New Ontario court rules could put fired employees on the warpath
Aug 31, 2009
By Jeffrey R. Smith (firstname.lastname@example.org)
Employers in Ontario already apprehensive about handling terminations may need to be even more cautious starting next year as the risk of legal action by fired employees may increase with new changes to the province’s judicial system.
While there are several changes scheduled to be made to the Ontario courts on Jan. 1, 2010, perhaps one of the most significant to employers might be the increase in the limit for a claim in Small Claims Court. Currently at $10,000, the limit will be increased in the new year to $25,000. Employers should be concerned about this as a large number wrongful dismissal and breach of contract damages fall within this range.
Being able to file a claim in Small Claims Court would give an employee an increased likelihood of a trial and make it less likely employers could negotiate a favourable settlement. Cost awards are also limited in Small Claims Court, so claims will have less financial risk for employees and the financial advantage of employers would be at least partly nullified.
Legal costs are always a concern for individuals, especially when they take on an organization with access to more legal resources, and may discourage them from pursuing claims against employers in many circumstances. There will be a couple of other major changes that lower the costs of legal actions and could reduce this disincentive.
Jan. 1 will see an increase in the amount of damages allowed for a trial heard under the Rules of Simplified Procedure. Claims heard under these rules are more streamlined and cost-effective, a big plus for individuals who might have a beef against an employer. As things are now, employees could be discouraged from pursuing a big claim because of the potential of it getting bogged down in a lengthy, costly process they couldn’t afford. However, the limit on damages for trials under these rules will be doubling from $50,000 to $100,000, which will likely give individuals more motivation and ability to pursue a larger claim, particularly against an employer.
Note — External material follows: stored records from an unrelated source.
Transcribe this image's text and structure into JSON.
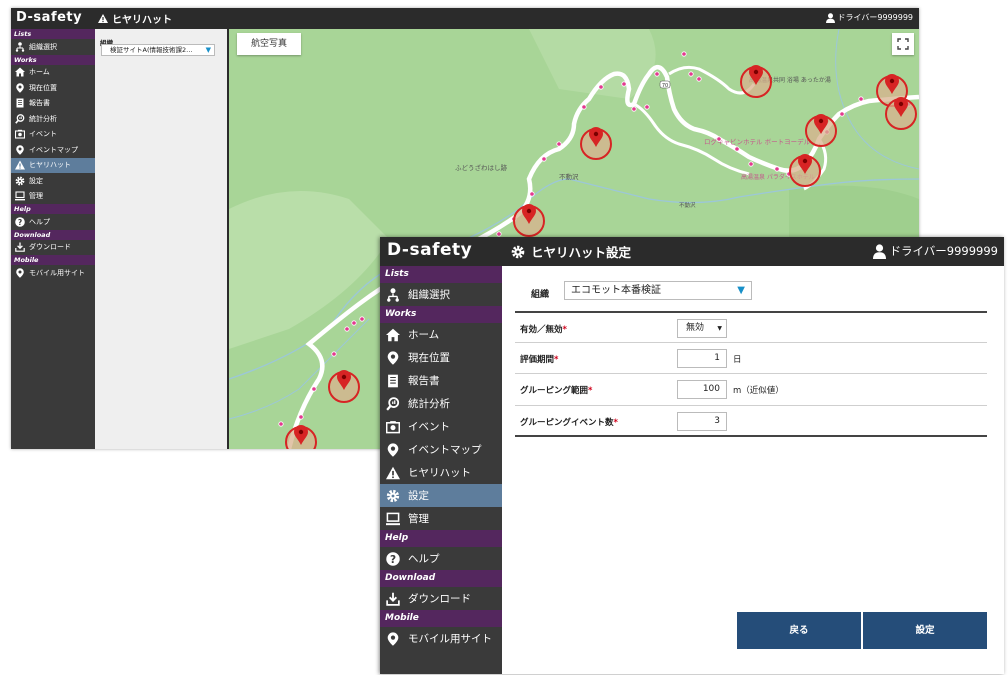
{
  "app": {
    "logo": "D-safety",
    "user_name": "ドライバー9999999"
  },
  "nav": {
    "sections": {
      "lists": "Lists",
      "works": "Works",
      "help": "Help",
      "download": "Download",
      "mobile": "Mobile"
    },
    "items": {
      "org_select": "組織選択",
      "home": "ホーム",
      "current_location": "現在位置",
      "reports": "報告書",
      "statistics": "統計分析",
      "events": "イベント",
      "event_map": "イベントマップ",
      "hiyari_hatto": "ヒヤリハット",
      "settings": "設定",
      "admin": "管理",
      "help": "ヘルプ",
      "download": "ダウンロード",
      "mobile_site": "モバイル用サイト"
    }
  },
  "back_window": {
    "title": "ヒヤリハット",
    "active_item": "hiyari_hatto",
    "org_label": "組織",
    "org_value": "検証サイトA(情報技術課2…",
    "map_type_button": "航空写真",
    "map_labels": {
      "onsen": "高湯温泉共同\n浴場 あったか湯",
      "hotel": "ログキャビンホテル\nボートヨーデル",
      "spot1": "ふどうざわはし跡",
      "spot2": "不動沢",
      "spot3": "不動沢",
      "spot4": "高湯温泉\nパラダイスホテル",
      "road": "70"
    }
  },
  "front_window": {
    "title": "ヒヤリハット設定",
    "active_item": "settings",
    "org_label": "組織",
    "org_value": "エコモット本番検証",
    "fields": [
      {
        "label": "有効／無効",
        "required": "*",
        "type": "select",
        "value": "無効",
        "unit": ""
      },
      {
        "label": "評価期間",
        "required": "*",
        "type": "number",
        "value": "1",
        "unit": "日"
      },
      {
        "label": "グルーピング範囲",
        "required": "*",
        "type": "number",
        "value": "100",
        "unit": "m（近似値）"
      },
      {
        "label": "グルーピングイベント数",
        "required": "*",
        "type": "number",
        "value": "3",
        "unit": ""
      }
    ],
    "buttons": {
      "back": "戻る",
      "set": "設定"
    }
  },
  "colors": {
    "header_bg": "#2b2b2b",
    "sidebar_bg": "#3a3a3a",
    "section_bg": "#54275e",
    "active_bg": "#5e7d9c",
    "button_bg": "#254d79",
    "map_green": "#a8d597",
    "marker_red": "#d72424",
    "point_pink": "#e3398f",
    "select_arrow": "#1890c9"
  },
  "icons": {
    "warning": "warning-icon",
    "user": "user-icon",
    "org": "org-tree-icon",
    "home": "home-icon",
    "pin": "map-pin-icon",
    "report": "report-icon",
    "stats": "search-chart-icon",
    "event": "camera-icon",
    "gear": "gear-icon",
    "monitor": "monitor-icon",
    "help": "question-icon",
    "download": "download-icon",
    "fullscreen": "fullscreen-icon"
  }
}
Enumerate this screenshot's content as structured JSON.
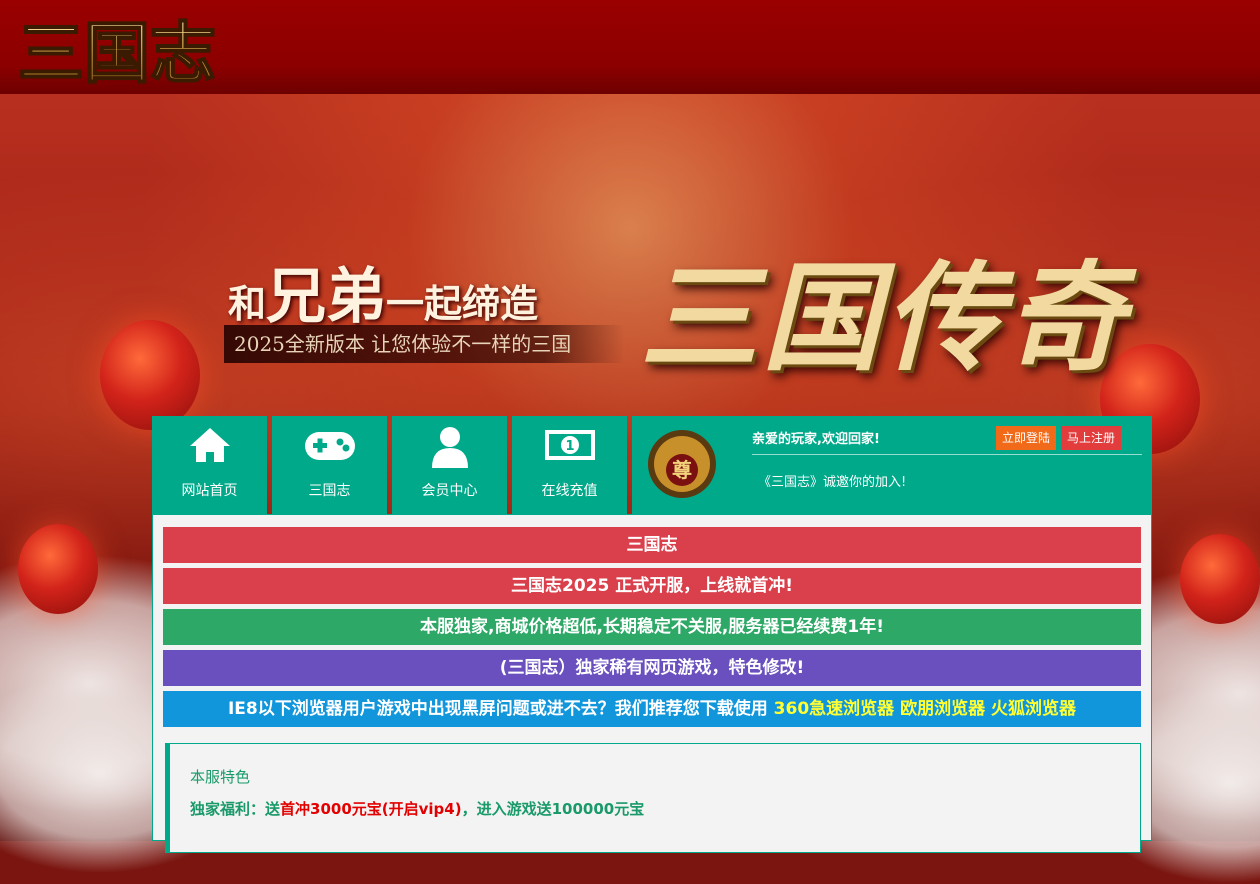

The court changes will also reduce costs for trials that go to summary judgment, which is another way to streamline a trial and get a quick decision. Under the current system, a party in a trial who requests a summary judgment and loses must pay the costs of the other side. Naturally, individuals taking on organizations would be less likely to push for a summary judgment because they would be less likely to afford the financial risk, even though it could potentially get them a quicker damage award if victorious. Under the new system, judges will have discretion on awarding costs based on the appropriateness of the motion. Therefore, if an individual employee seeks summary judgment the judge deems was reasonable regardless of the outcome, she may not be on the hook for much of the employer’s costs even if she loses the case.
The changes to the Ontario court system scheduled to be in place for 2010 all follow the Ontario government’s stated desire of access to justice for individual Ontario residents through ways to decrease costs and the financial risk of pursuing a claim. Will this greater access to justice mean trouble for employers in the form of increased wrongful dismissal trials and breach of contract claims?
Jeffrey R. Smith is the editor of Canadian Employment Law Today, a publication that looks at workplace law from a business perspective.